  • Making recommendations to reduce or eliminate the impact of workplace hazards;
  • Conducting noise surveys;
  • Managing and creating occupational hygiene databases;
  • Development of hazardous substance registers;
  • Identification and assessment of confined spaces;
  • Development and delivery of information sessions to work crews

Dangerous Goods

The purpose of this Code of Practice is to help manufacturers and suppliers of dangerous goods and occupiers storing and handling these dangerous goods, to meet the requirement of the Model Work Health and Safety Regulations, so as to provide for the safe storage and handling of dangerous goods.

You should consider this service if you are:

  • Manufacturer of dangerous goods
  • Supplier of dangerous goods
  • Occupiers of premises where dangerous goods are stored and handled
  • Health and safety representatives, employees and anyone else who has an interest in the risks to people or property posed by dangerous goods.

We work closely with our clients to ensure that staff is adequately involved in risk assessments and that they understand the process and requirements of law when conducting risk assessments.

Working at heights

In the last three years 23 people died at work as a result of a fall and many more people were severely injured.

WorkSafe Victoria has been producing guidance for employers to help them prevent falls happening, but something more had to be done to stop the deaths and injuries.

New regulations are being introduced that will affect the way you and your employees work at height.

Find the fall hazard

Identify any job your workers do, or may do, where there is any chance at all of a fall of more than 2 metres. The regulations call this identifying a fall hazard.

Assess the risks

Once fall hazards are identified you have to decide how likely it is that someone will fall.

Once the employer has identified all the tasks where there is any chance at all of a fall, the employer has to work out how likely it is that a fall could happen. The risk assessment needs to be performed.

Risk Assessment allows appropriate control measures to be developed. Once hazards have been identified, they should be assessed in terms of their potential to do harm.

To assess risk, consideration should be given to the:

  • likelihood that harm will occur and
  • severity of the harm should it occur

Australian Risk Services can assist your company in performing working at heights risk assessments.

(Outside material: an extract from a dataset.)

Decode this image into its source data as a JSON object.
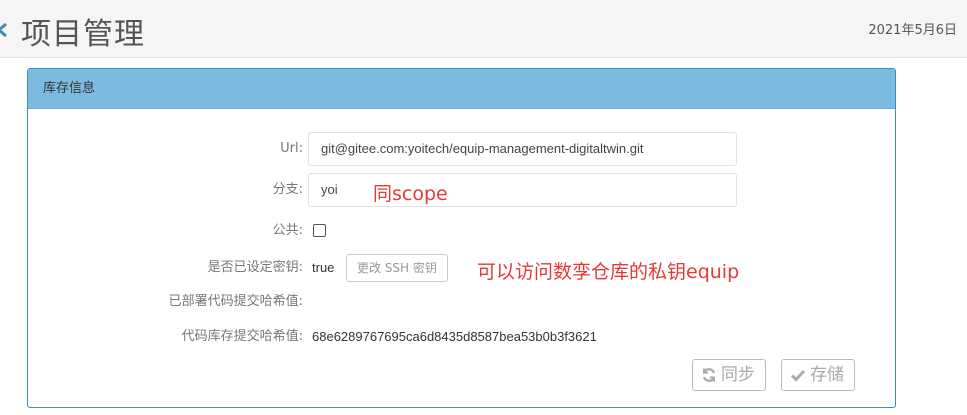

Fix the problem

With the information you’ve gathered you then have to put in place risk control measures.

Monitor and review the effectiveness of the control measures

Regular monitoring to ensure the control measures that have been implemented have performed as intended.

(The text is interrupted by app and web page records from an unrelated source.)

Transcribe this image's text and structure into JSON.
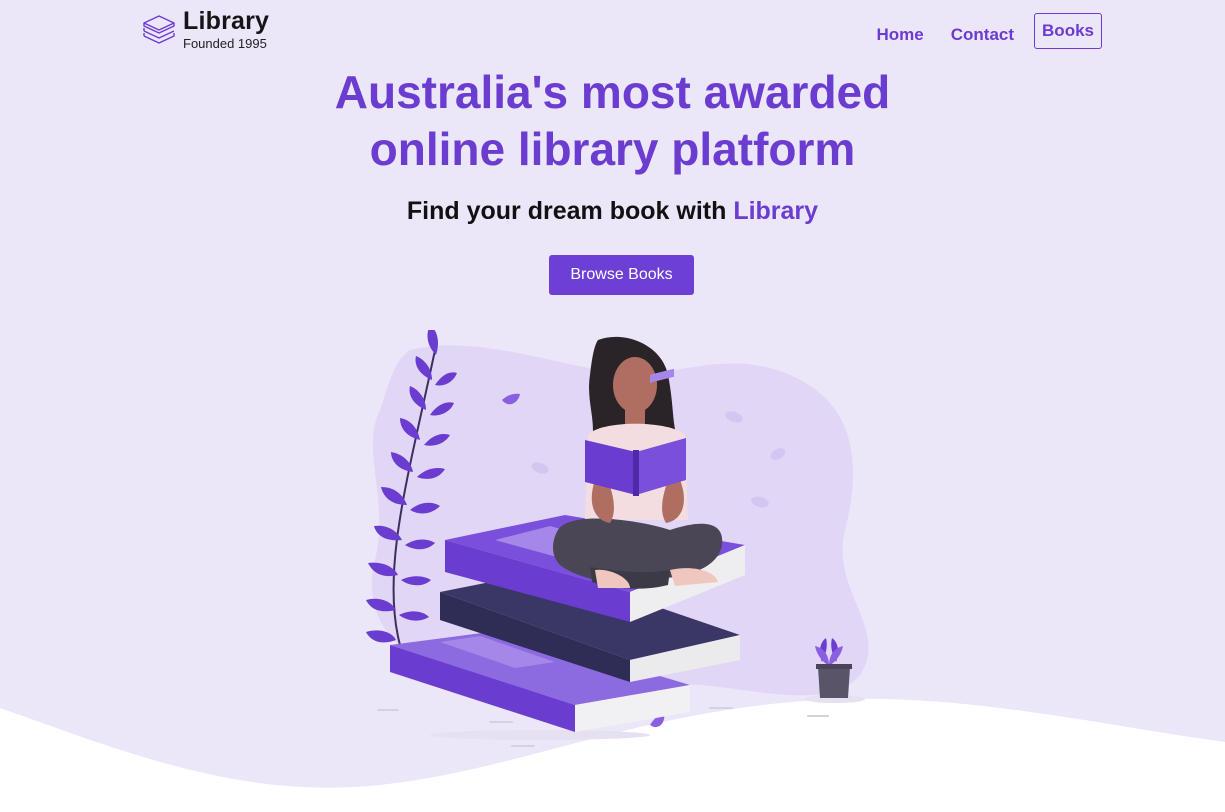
{
  "brand": {
    "name": "Library",
    "tagline": "Founded 1995",
    "icon": "books-stack-icon"
  },
  "nav": {
    "home": "Home",
    "contact": "Contact",
    "books": "Books"
  },
  "hero": {
    "title_line1": "Australia's most awarded",
    "title_line2": "online library platform",
    "subtitle_prefix": "Find your dream book with ",
    "subtitle_accent": "Library",
    "cta": "Browse Books"
  },
  "colors": {
    "accent": "#6a3ccf",
    "background": "#ece6f9",
    "blob": "#e1d6f5"
  }
}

  • ICAM Incident Investigation

  • Basic hazard identification
  • Confined spaces
  • Contractor management
  • Dangerous Goods
  • Murray Goulburn
  • Environmental and ISO 14001
  • Ergonomics
  • Executive briefing
  • Fire warden
  • Fatigue management
  • Hazardous substance regulations
  • Isolation for the oil and gas industry
  • Lock out and isolation
  • Manual handlin
  • Plant hazard identification
  • Risk management
  • Safety committee
  • Safety map 4th edition auditing
  • Supervisor safety
  • Working at heights
  • Workplace hazard identification, risk assessment and control
  • Working from home